◆ **TASK TO CARRY OUT**: The pictures in the data below are to be omitted; all else must be duplicated exactly.
(DATA RECORDS Opens)
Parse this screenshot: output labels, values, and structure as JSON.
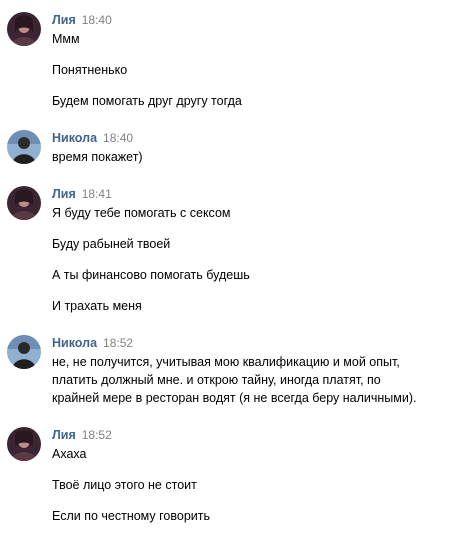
{
  "users": {
    "liya": {
      "name": "Лия",
      "avatar_icon": "female-profile-photo-icon",
      "avatar_colors": [
        "#3a2530",
        "#c28a86"
      ]
    },
    "nikola": {
      "name": "Никола",
      "avatar_icon": "male-profile-photo-icon",
      "avatar_colors": [
        "#6e8fb3",
        "#2a2a2a"
      ]
    }
  },
  "groups": [
    {
      "author": "Лия",
      "time": "18:40",
      "messages": [
        "Ммм",
        "Понятненько",
        "Будем помогать друг другу тогда"
      ]
    },
    {
      "author": "Никола",
      "time": "18:40",
      "messages": [
        "время покажет)"
      ]
    },
    {
      "author": "Лия",
      "time": "18:41",
      "messages": [
        "Я буду тебе помогать с сексом",
        "Буду рабыней твоей",
        "А ты финансово помогать будешь",
        "И трахать меня"
      ]
    },
    {
      "author": "Никола",
      "time": "18:52",
      "messages": [
        "не, не получится, учитывая мою квалификацию и мой опыт,",
        "платить должный мне. и открою тайну, иногда платят, по",
        "крайней мере в ресторан водят (я не всегда беру наличными)."
      ]
    },
    {
      "author": "Лия",
      "time": "18:52",
      "messages": [
        "Ахаха",
        "Твоё лицо этого не стоит",
        "Если по честному говорить"
      ]
    }
  ],
  "colors": {
    "author": "#42648b",
    "time": "#828282",
    "text": "#000000",
    "background": "#ffffff"
  }
}
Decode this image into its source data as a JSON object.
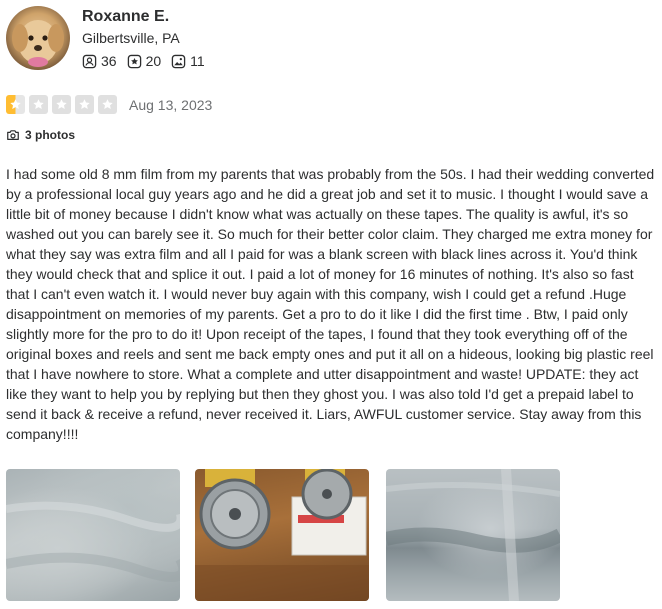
{
  "user": {
    "name": "Roxanne E.",
    "location": "Gilbertsville, PA",
    "stats": {
      "friends": "36",
      "reviews": "20",
      "photos": "11"
    }
  },
  "review": {
    "rating": 1,
    "rating_max": 5,
    "date": "Aug 13, 2023",
    "photos_label": "3 photos",
    "text": "I had some old 8 mm film from my parents that was probably from the 50s. I had their wedding converted by a professional local guy years ago and he did a great job and set it to music. I thought I would save a little bit of money because I didn't know what was actually on these tapes. The quality is awful, it's so washed out you can barely see it. So much for their better color claim. They charged me extra money for what they say was extra film and all I paid for was a blank screen with black lines across it. You'd think they would check that and splice it out. I paid a lot of money for 16 minutes of nothing. It's also so fast that I can't even watch it. I would never buy again with this company, wish I could get a refund .Huge disappointment on memories of my parents. Get a pro to do it like I did the first time . Btw, I paid only slightly more for the pro to do it! Upon receipt of the tapes, I found that they took everything off of the original boxes and reels and sent me back empty ones and put it all on a hideous, looking big plastic reel that I have nowhere to store. What a complete and utter disappointment and waste! UPDATE: they act like they want to help you by replying but then they ghost you. I was also told I'd get a prepaid label to send it back & receive a refund, never received it. Liars, AWFUL customer service. Stay away from this company!!!!"
  },
  "colors": {
    "star_filled": "#ffbd32",
    "star_empty": "#e0e0e0",
    "text": "#2d2e2f",
    "muted": "#6e7072"
  },
  "icons": {
    "friends": "friends-icon",
    "reviews": "review-star-icon",
    "photos": "photo-icon",
    "camera": "camera-icon"
  }
}
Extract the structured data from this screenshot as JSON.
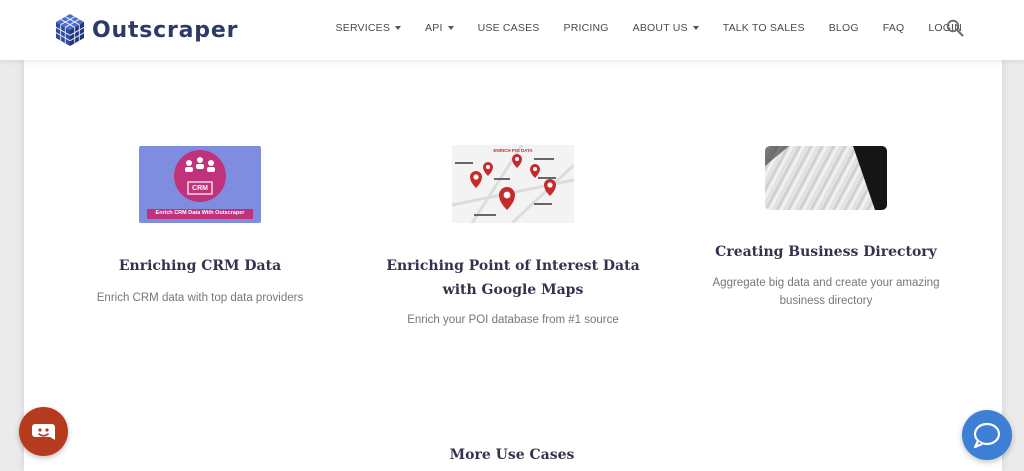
{
  "brand": {
    "name": "Outscraper",
    "color": "#2b3a67"
  },
  "nav": {
    "items": [
      {
        "label": "SERVICES",
        "dropdown": true
      },
      {
        "label": "API",
        "dropdown": true
      },
      {
        "label": "USE CASES",
        "dropdown": false
      },
      {
        "label": "PRICING",
        "dropdown": false
      },
      {
        "label": "ABOUT US",
        "dropdown": true
      },
      {
        "label": "TALK TO SALES",
        "dropdown": false
      },
      {
        "label": "BLOG",
        "dropdown": false
      },
      {
        "label": "FAQ",
        "dropdown": false
      },
      {
        "label": "LOGIN",
        "dropdown": false
      }
    ],
    "search_icon": "search-icon"
  },
  "cards": [
    {
      "title": "Enriching CRM Data",
      "description": "Enrich CRM data with top data providers",
      "image": {
        "badge": "CRM",
        "caption": "Enrich CRM Data With Outscraper",
        "bg": "#7f8de0"
      }
    },
    {
      "title": "Enriching Point of Interest Data with Google Maps",
      "description": "Enrich your POI database from #1 source",
      "image": {
        "caption": "ENRICH POI DATA"
      }
    },
    {
      "title": "Creating Business Directory",
      "description": "Aggregate big data and create your amazing business directory"
    }
  ],
  "more_section": {
    "title": "More Use Cases"
  },
  "widgets": {
    "left": {
      "icon": "smiley-chat-icon",
      "color": "#b53a1e"
    },
    "right": {
      "icon": "chat-bubble-icon",
      "color": "#3d7fd4"
    }
  }
}
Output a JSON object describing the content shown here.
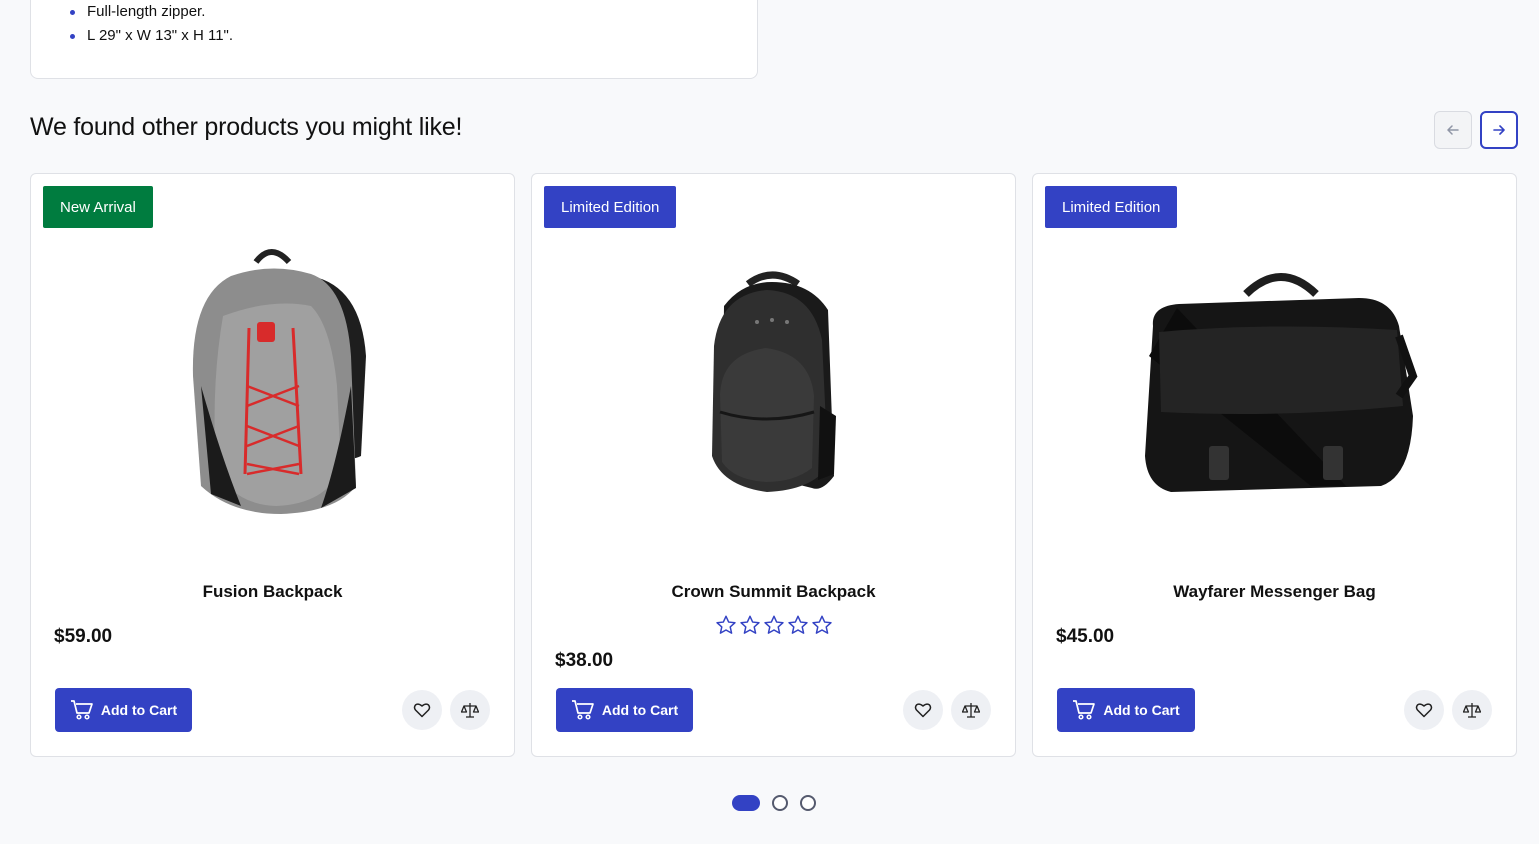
{
  "details": {
    "items": [
      "Full-length zipper.",
      "L 29\" x W 13\" x H 11\"."
    ]
  },
  "recommendations": {
    "title": "We found other products you might like!",
    "prev_icon": "arrow-left-icon",
    "next_icon": "arrow-right-icon",
    "products": [
      {
        "badge": "New Arrival",
        "badge_color": "#007c3f",
        "name": "Fusion Backpack",
        "price": "$59.00",
        "rating": null,
        "add_to_cart": "Add to Cart",
        "image": "gray-red-backpack"
      },
      {
        "badge": "Limited Edition",
        "badge_color": "#3342c4",
        "name": "Crown Summit Backpack",
        "price": "$38.00",
        "rating": 0,
        "add_to_cart": "Add to Cart",
        "image": "black-backpack"
      },
      {
        "badge": "Limited Edition",
        "badge_color": "#3342c4",
        "name": "Wayfarer Messenger Bag",
        "price": "$45.00",
        "rating": null,
        "add_to_cart": "Add to Cart",
        "image": "black-messenger-bag"
      }
    ]
  },
  "pagination": {
    "pages": 3,
    "current": 1
  },
  "colors": {
    "accent": "#3342c4",
    "new_arrival": "#007c3f",
    "background": "#f8f9fb"
  }
}
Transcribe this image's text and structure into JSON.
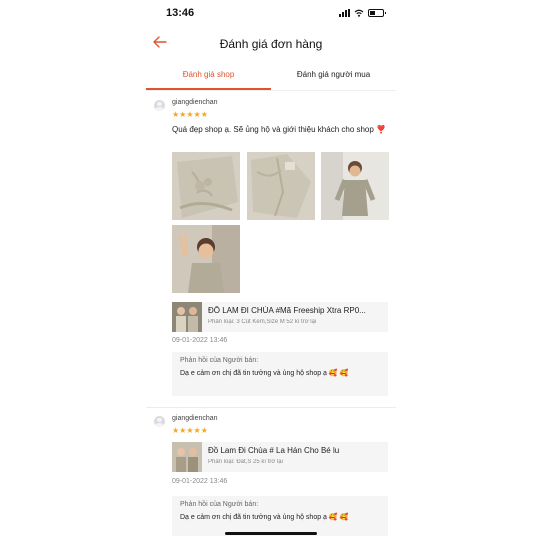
{
  "status_bar": {
    "time": "13:46"
  },
  "header": {
    "title": "Đánh giá đơn hàng",
    "back_icon": "arrow-left-icon"
  },
  "tabs": [
    {
      "label": "Đánh giá shop",
      "active": true
    },
    {
      "label": "Đánh giá người mua",
      "active": false
    }
  ],
  "reviews": [
    {
      "username": "giangdienchan",
      "stars": "★★★★★",
      "rating": 5,
      "comment": "Quá đẹp shop ạ. Sẽ ủng hộ và giới thiệu khách cho shop ❣️",
      "photo_count": 4,
      "product": {
        "name": "ĐỒ LAM ĐI CHÙA #Mã Freeship Xtra RP0...",
        "variant": "Phân loại: 3 Cút Kem,Size M 52 kí trở lại"
      },
      "date": "09-01-2022 13:46",
      "reply": {
        "label": "Phản hồi của Người bán:",
        "text": "Dạ e cảm ơn chị đã tin tưởng và ủng hộ shop ạ 🥰 🥰"
      }
    },
    {
      "username": "giangdienchan",
      "stars": "★★★★★",
      "rating": 5,
      "product": {
        "name": "Đồ Lam Đi Chùa # La Hán Cho Bé lu",
        "variant": "Phân loại: Đất,S 25 kí trở lại"
      },
      "date": "09-01-2022 13:46",
      "reply": {
        "label": "Phản hồi của Người bán:",
        "text": "Dạ e cảm ơn chị đã tin tưởng và ủng hộ shop ạ 🥰 🥰"
      }
    }
  ],
  "colors": {
    "accent": "#e0542d",
    "star": "#f5a623",
    "reply_bg": "#f5f5f5"
  }
}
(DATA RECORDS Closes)
◆ **TASK RESULT**:
Parse this screenshot: output labels, values, and structure as JSON.
{
  "users": {
    "liya": {
      "name": "Лия",
      "avatar_icon": "female-profile-photo-icon",
      "avatar_colors": [
        "#3a2530",
        "#c28a86"
      ]
    },
    "nikola": {
      "name": "Никола",
      "avatar_icon": "male-profile-photo-icon",
      "avatar_colors": [
        "#6e8fb3",
        "#2a2a2a"
      ]
    }
  },
  "groups": [
    {
      "author": "Лия",
      "time": "18:40",
      "messages": [
        "Ммм",
        "Понятненько",
        "Будем помогать друг другу тогда"
      ]
    },
    {
      "author": "Никола",
      "time": "18:40",
      "messages": [
        "время покажет)"
      ]
    },
    {
      "author": "Лия",
      "time": "18:41",
      "messages": [
        "Я буду тебе помогать с сексом",
        "Буду рабыней твоей",
        "А ты финансово помогать будешь",
        "И трахать меня"
      ]
    },
    {
      "author": "Никола",
      "time": "18:52",
      "messages": [
        "не, не получится, учитывая мою квалификацию и мой опыт,",
        "платить должный мне. и открою тайну, иногда платят, по",
        "крайней мере в ресторан водят (я не всегда беру наличными)."
      ]
    },
    {
      "author": "Лия",
      "time": "18:52",
      "messages": [
        "Ахаха",
        "Твоё лицо этого не стоит",
        "Если по честному говорить"
      ]
    }
  ],
  "colors": {
    "author": "#42648b",
    "time": "#828282",
    "text": "#000000",
    "background": "#ffffff"
  }
}
Decode this image into its source data as a JSON object.
{
  "user": {
    "name": "Roxanne E.",
    "location": "Gilbertsville, PA",
    "stats": {
      "friends": "36",
      "reviews": "20",
      "photos": "11"
    }
  },
  "review": {
    "rating": 1,
    "rating_max": 5,
    "date": "Aug 13, 2023",
    "photos_label": "3 photos",
    "text": "I had some old 8 mm film from my parents that was probably from the 50s. I had their wedding converted by a professional local guy years ago and he did a great job and set it to music. I thought I would save a little bit of money because I didn't know what was actually on these tapes. The quality is awful, it's so washed out you can barely see it. So much for their better color claim. They charged me extra money for what they say was extra film and all I paid for was a blank screen with black lines across it. You'd think they would check that and splice it out. I paid a lot of money for 16 minutes of nothing. It's also so fast that I can't even watch it. I would never buy again with this company, wish I could get a refund .Huge disappointment on memories of my parents. Get a pro to do it like I did the first time . Btw, I paid only slightly more for the pro to do it! Upon receipt of the tapes, I found that they took everything off of the original boxes and reels and sent me back empty ones and put it all on a hideous, looking big plastic reel that I have nowhere to store. What a complete and utter disappointment and waste! UPDATE: they act like they want to help you by replying but then they ghost you. I was also told I'd get a prepaid label to send it back & receive a refund, never received it. Liars, AWFUL customer service. Stay away from this company!!!!"
  },
  "colors": {
    "star_filled": "#ffbd32",
    "star_empty": "#e0e0e0",
    "text": "#2d2e2f",
    "muted": "#6e7072"
  },
  "icons": {
    "friends": "friends-icon",
    "reviews": "review-star-icon",
    "photos": "photo-icon",
    "camera": "camera-icon"
  }
}
Extract the structured data from this screenshot as JSON.
{
  "brand": {
    "name": "Outscraper",
    "color": "#2b3a67"
  },
  "nav": {
    "items": [
      {
        "label": "SERVICES",
        "dropdown": true
      },
      {
        "label": "API",
        "dropdown": true
      },
      {
        "label": "USE CASES",
        "dropdown": false
      },
      {
        "label": "PRICING",
        "dropdown": false
      },
      {
        "label": "ABOUT US",
        "dropdown": true
      },
      {
        "label": "TALK TO SALES",
        "dropdown": false
      },
      {
        "label": "BLOG",
        "dropdown": false
      },
      {
        "label": "FAQ",
        "dropdown": false
      },
      {
        "label": "LOGIN",
        "dropdown": false
      }
    ],
    "search_icon": "search-icon"
  },
  "cards": [
    {
      "title": "Enriching CRM Data",
      "description": "Enrich CRM data with top data providers",
      "image": {
        "badge": "CRM",
        "caption": "Enrich CRM Data With Outscraper",
        "bg": "#7f8de0"
      }
    },
    {
      "title": "Enriching Point of Interest Data with Google Maps",
      "description": "Enrich your POI database from #1 source",
      "image": {
        "caption": "ENRICH POI DATA"
      }
    },
    {
      "title": "Creating Business Directory",
      "description": "Aggregate big data and create your amazing business directory"
    }
  ],
  "more_section": {
    "title": "More Use Cases"
  },
  "widgets": {
    "left": {
      "icon": "smiley-chat-icon",
      "color": "#b53a1e"
    },
    "right": {
      "icon": "chat-bubble-icon",
      "color": "#3d7fd4"
    }
  }
}
Output a JSON object describing the content shown here.
{
  "details": {
    "items": [
      "Full-length zipper.",
      "L 29\" x W 13\" x H 11\"."
    ]
  },
  "recommendations": {
    "title": "We found other products you might like!",
    "prev_icon": "arrow-left-icon",
    "next_icon": "arrow-right-icon",
    "products": [
      {
        "badge": "New Arrival",
        "badge_color": "#007c3f",
        "name": "Fusion Backpack",
        "price": "$59.00",
        "rating": null,
        "add_to_cart": "Add to Cart",
        "image": "gray-red-backpack"
      },
      {
        "badge": "Limited Edition",
        "badge_color": "#3342c4",
        "name": "Crown Summit Backpack",
        "price": "$38.00",
        "rating": 0,
        "add_to_cart": "Add to Cart",
        "image": "black-backpack"
      },
      {
        "badge": "Limited Edition",
        "badge_color": "#3342c4",
        "name": "Wayfarer Messenger Bag",
        "price": "$45.00",
        "rating": null,
        "add_to_cart": "Add to Cart",
        "image": "black-messenger-bag"
      }
    ]
  },
  "pagination": {
    "pages": 3,
    "current": 1
  },
  "colors": {
    "accent": "#3342c4",
    "new_arrival": "#007c3f",
    "background": "#f8f9fb"
  }
}
Transcribe this image's text and structure into JSON.
{
  "status_bar": {
    "time": "13:46"
  },
  "header": {
    "title": "Đánh giá đơn hàng",
    "back_icon": "arrow-left-icon"
  },
  "tabs": [
    {
      "label": "Đánh giá shop",
      "active": true
    },
    {
      "label": "Đánh giá người mua",
      "active": false
    }
  ],
  "reviews": [
    {
      "username": "giangdienchan",
      "stars": "★★★★★",
      "rating": 5,
      "comment": "Quá đẹp shop ạ. Sẽ ủng hộ và giới thiệu khách cho shop ❣️",
      "photo_count": 4,
      "product": {
        "name": "ĐỒ LAM ĐI CHÙA #Mã Freeship Xtra RP0...",
        "variant": "Phân loại: 3 Cút Kem,Size M 52 kí trở lại"
      },
      "date": "09-01-2022 13:46",
      "reply": {
        "label": "Phản hồi của Người bán:",
        "text": "Dạ e cảm ơn chị đã tin tưởng và ủng hộ shop ạ 🥰 🥰"
      }
    },
    {
      "username": "giangdienchan",
      "stars": "★★★★★",
      "rating": 5,
      "product": {
        "name": "Đồ Lam Đi Chùa # La Hán Cho Bé lu",
        "variant": "Phân loại: Đất,S 25 kí trở lại"
      },
      "date": "09-01-2022 13:46",
      "reply": {
        "label": "Phản hồi của Người bán:",
        "text": "Dạ e cảm ơn chị đã tin tưởng và ủng hộ shop ạ 🥰 🥰"
      }
    }
  ],
  "colors": {
    "accent": "#e0542d",
    "star": "#f5a623",
    "reply_bg": "#f5f5f5"
  }
}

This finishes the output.